I can't write about big things that happen. I can write only about small things. And when I write about these small things, I write so darn much that the total time it takes to read my story is longer than the time it took for the story to unfold in real life.
Most of the time, it's okay that I am like this.
But it's a horrible curse whenever I do something really great. If I have a lot of fun or a really busy day or do something so momentous that my whole life is forever changed. Because then, I clam up. And I can't think of a way to properly convey my emotions or my reactions. Indeed, I think I am incapable of writing about any states of mind other than "miffed" or "sorta baffled."
And I can't pick out the highlights of my day and put them all into one really great post. For example, about a month ago I went on a wine tasting trip with a bunch of friends for Miriam's bachelorette party. (My second wine tasting so far this year...ay yiyi.) And while the day was full of fabulous moments (scenic views, gossipy girl talk, Victoria's Secret bags full of vomit being thrown out of limo's sun roof), I couldn't find a way to frame the whole thing. Or, as we in the news business say, I couldn't find an angle.
I'm not really in the news business. I just made that up to say angle.
So I never wrote about that day.
The reason I'm talking about this is not just to take up space. (Okay, it's part of the reason.) It's to explain why, now that I'm back from visiting my parents for a few days and going to Miriam's wedding, I can't particularly think of what to tell you all about it.
And so for now, I'm going to tell you about what happened in the bathroom of Hancock Airport after I'd just arrived in Syracuse.
Btw, isn't it so great to pee after holding it for a whole plane ride?
So I'm in the stall, buttoning my pants back up (aw yeah, it's sexy time), and I'm waiting impatiently for the wooshing sound of the automatic toilet to flush behind me.
Finally, I turn around to see a handle on the back of the toilet. "Oh right," I thought. "Those things." So I lean back and press down the handle with my foot.
Then I step out of the stall and walk up to the sink. I put some soap on my hands and then shove them under the faucet. I wait. I wave my hands back and forth under the faucet a few times.
And then I spot the handles on either side of the faucet. One labeled with an "H" and once with a "C."
"Oh right," I thought. "Those things."

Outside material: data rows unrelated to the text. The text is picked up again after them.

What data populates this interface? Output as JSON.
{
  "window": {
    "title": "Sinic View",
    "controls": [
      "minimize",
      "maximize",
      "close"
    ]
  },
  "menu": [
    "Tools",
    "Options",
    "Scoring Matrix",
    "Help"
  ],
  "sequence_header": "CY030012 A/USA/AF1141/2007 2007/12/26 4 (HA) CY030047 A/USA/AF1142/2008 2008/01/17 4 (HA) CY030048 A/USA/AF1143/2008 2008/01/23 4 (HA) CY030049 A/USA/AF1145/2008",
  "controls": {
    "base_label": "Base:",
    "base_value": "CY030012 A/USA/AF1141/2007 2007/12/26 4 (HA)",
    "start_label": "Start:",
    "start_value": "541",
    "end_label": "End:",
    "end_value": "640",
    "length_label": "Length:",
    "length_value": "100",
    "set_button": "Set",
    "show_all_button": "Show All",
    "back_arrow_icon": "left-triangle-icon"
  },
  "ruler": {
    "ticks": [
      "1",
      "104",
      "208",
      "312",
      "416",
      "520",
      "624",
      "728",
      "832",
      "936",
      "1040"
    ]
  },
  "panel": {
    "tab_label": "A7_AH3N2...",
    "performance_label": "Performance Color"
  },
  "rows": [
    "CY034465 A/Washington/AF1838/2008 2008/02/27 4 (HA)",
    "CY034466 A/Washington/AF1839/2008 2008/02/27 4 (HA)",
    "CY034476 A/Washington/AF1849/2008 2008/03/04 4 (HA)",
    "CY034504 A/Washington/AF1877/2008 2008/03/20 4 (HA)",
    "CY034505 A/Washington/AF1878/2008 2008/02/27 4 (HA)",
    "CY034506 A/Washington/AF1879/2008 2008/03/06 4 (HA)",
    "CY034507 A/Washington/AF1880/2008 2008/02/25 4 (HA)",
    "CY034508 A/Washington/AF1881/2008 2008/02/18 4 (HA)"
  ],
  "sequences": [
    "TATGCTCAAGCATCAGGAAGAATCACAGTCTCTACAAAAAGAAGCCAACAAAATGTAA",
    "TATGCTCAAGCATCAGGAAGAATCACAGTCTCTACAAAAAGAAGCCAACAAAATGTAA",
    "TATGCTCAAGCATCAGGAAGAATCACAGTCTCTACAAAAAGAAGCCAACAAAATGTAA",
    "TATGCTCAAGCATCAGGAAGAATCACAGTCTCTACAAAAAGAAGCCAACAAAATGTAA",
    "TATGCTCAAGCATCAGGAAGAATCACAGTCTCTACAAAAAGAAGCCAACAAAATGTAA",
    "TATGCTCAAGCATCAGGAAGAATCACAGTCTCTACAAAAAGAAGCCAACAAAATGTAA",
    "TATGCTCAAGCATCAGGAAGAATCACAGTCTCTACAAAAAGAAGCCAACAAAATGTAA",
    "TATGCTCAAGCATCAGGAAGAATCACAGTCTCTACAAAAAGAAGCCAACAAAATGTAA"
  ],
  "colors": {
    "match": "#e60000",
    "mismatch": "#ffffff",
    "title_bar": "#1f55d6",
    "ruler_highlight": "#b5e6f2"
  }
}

It's not that I think of myself as too good to flush my own toilet or wash my own hands, it's just that I've gotten so used to all of these overzealous little automatic devices in public bathrooms. Soap dispensers, paper towel dispensers. They are everywhere, particularly in airports, where I'm surprised you have to even wipe your own ass any more.
I sound like a grumpy old person. But I'm sick of being made to look like a fool because I'm waving my hands wildly in the air, desperately trying to get the attention of the paper towel dispenser, and then grunting in anger when it only gives me a 2 inch portion to work with.
Anyway, so I stood at the sink and said "huh." Not huh with a question mark. Huh with a period. It's an important distinction. And I said huh. a lot over the course of my time back in central New York.
But most of the time, I had fun.
Tomorrow: the story of how I got stuck with gray fish pasta.